Sunderland-born Jordan Henderson is expected to be in the starting line-up for England against Italy in the World Cup. He left the Black Cats to join Liverpool in 2011, but has not been forgotten on Wearside.
David Robinson was Henderson's football coach at Farringdon Community Academy and said he always had a "fantastic" attitude.
A coach who has known Jack Colback since he was a child said he should have joined Newcastle United when he was given the chance aged 11.
As a young player with Cramlington Juniors FC, Colback was part of a development programme at Newcastle, but chose Sunderland instead. Now he is moving back to Newcastle, aged 24, causing something of a row with his former club.
Michael Cairns, his coach as a child, said: "He should have signed for Newcastle when he was 11 really but as it happens it's turned out all for the best now so good luck to him."

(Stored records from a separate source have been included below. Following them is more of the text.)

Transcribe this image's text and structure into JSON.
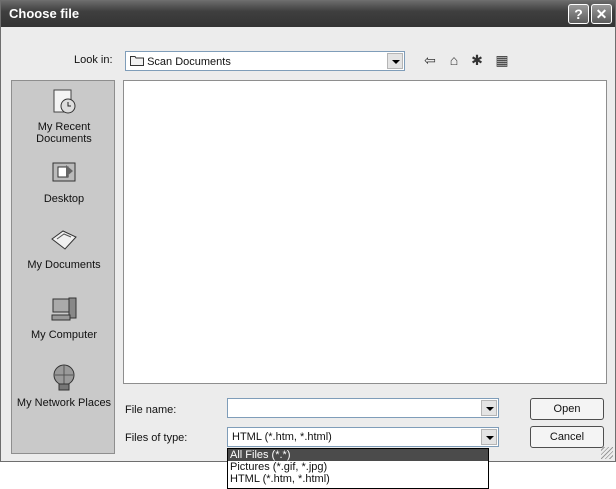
{
  "window": {
    "title": "Choose file"
  },
  "titlebar": {
    "help_glyph": "?",
    "close_glyph": "✕"
  },
  "lookin": {
    "label": "Look in:",
    "value": "Scan Documents"
  },
  "toolbar": {
    "back_glyph": "⇦",
    "up_glyph": "⌂",
    "newfolder_glyph": "✱",
    "views_glyph": "▦"
  },
  "places": [
    {
      "label": "My Recent Documents",
      "icon": "recent-documents-icon"
    },
    {
      "label": "Desktop",
      "icon": "desktop-icon"
    },
    {
      "label": "My Documents",
      "icon": "my-documents-icon"
    },
    {
      "label": "My Computer",
      "icon": "my-computer-icon"
    },
    {
      "label": "My Network Places",
      "icon": "network-places-icon"
    }
  ],
  "filename": {
    "label": "File name:",
    "value": ""
  },
  "filetype": {
    "label": "Files of type:",
    "value": "HTML (*.htm, *.html)",
    "options": [
      "All Files (*.*)",
      "Pictures (*.gif, *.jpg)",
      "HTML (*.htm, *.html)"
    ]
  },
  "buttons": {
    "open": "Open",
    "cancel": "Cancel"
  }
}
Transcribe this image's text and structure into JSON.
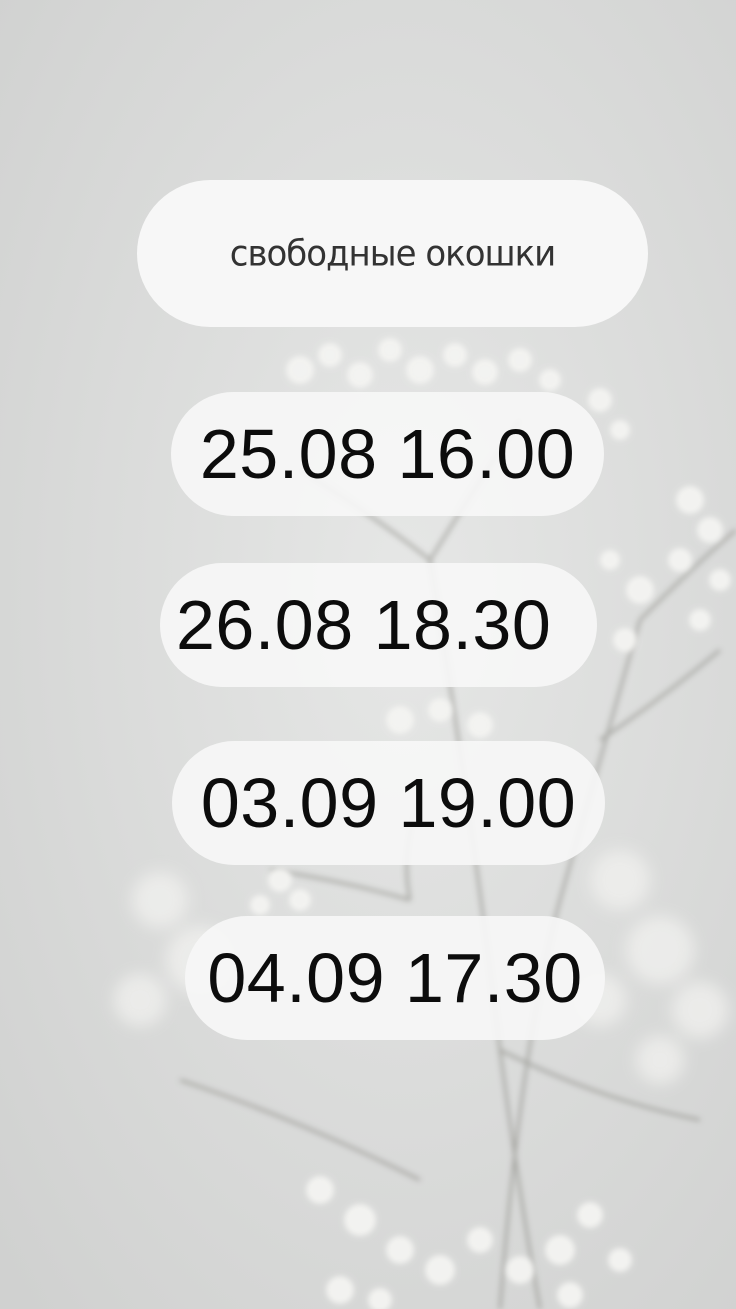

A spokesman for Sunderland AFC said the club was "dismayed" Jack Colback has agreed a deal with local rivals Newcastle United, saying the move "leaves a bitter taste in the mouth".
"Jack is a player we have nurtured and developed through our academy system since he was eight years old. We gave him the opportunity to become a professional footballer and are therefore extremely disappointed in the events that have led to his departure from the club"
“This wasn’t about money - the club agreed to all of the terms demanded of us during discussions and we were always led to believe that Jack wanted to stay with us. At his and his representatives’ request, final talks were put on hold until the club secured its top flight status.
"To our dismay however, we were subsequently never given the chance to negotiate with him to stay.
“For him to then leave the club that has supported him throughout his formative years in such a manner, with no chance for Sunderland to recover any of the significant investment that it has made in him as a player, has left a bitter taste."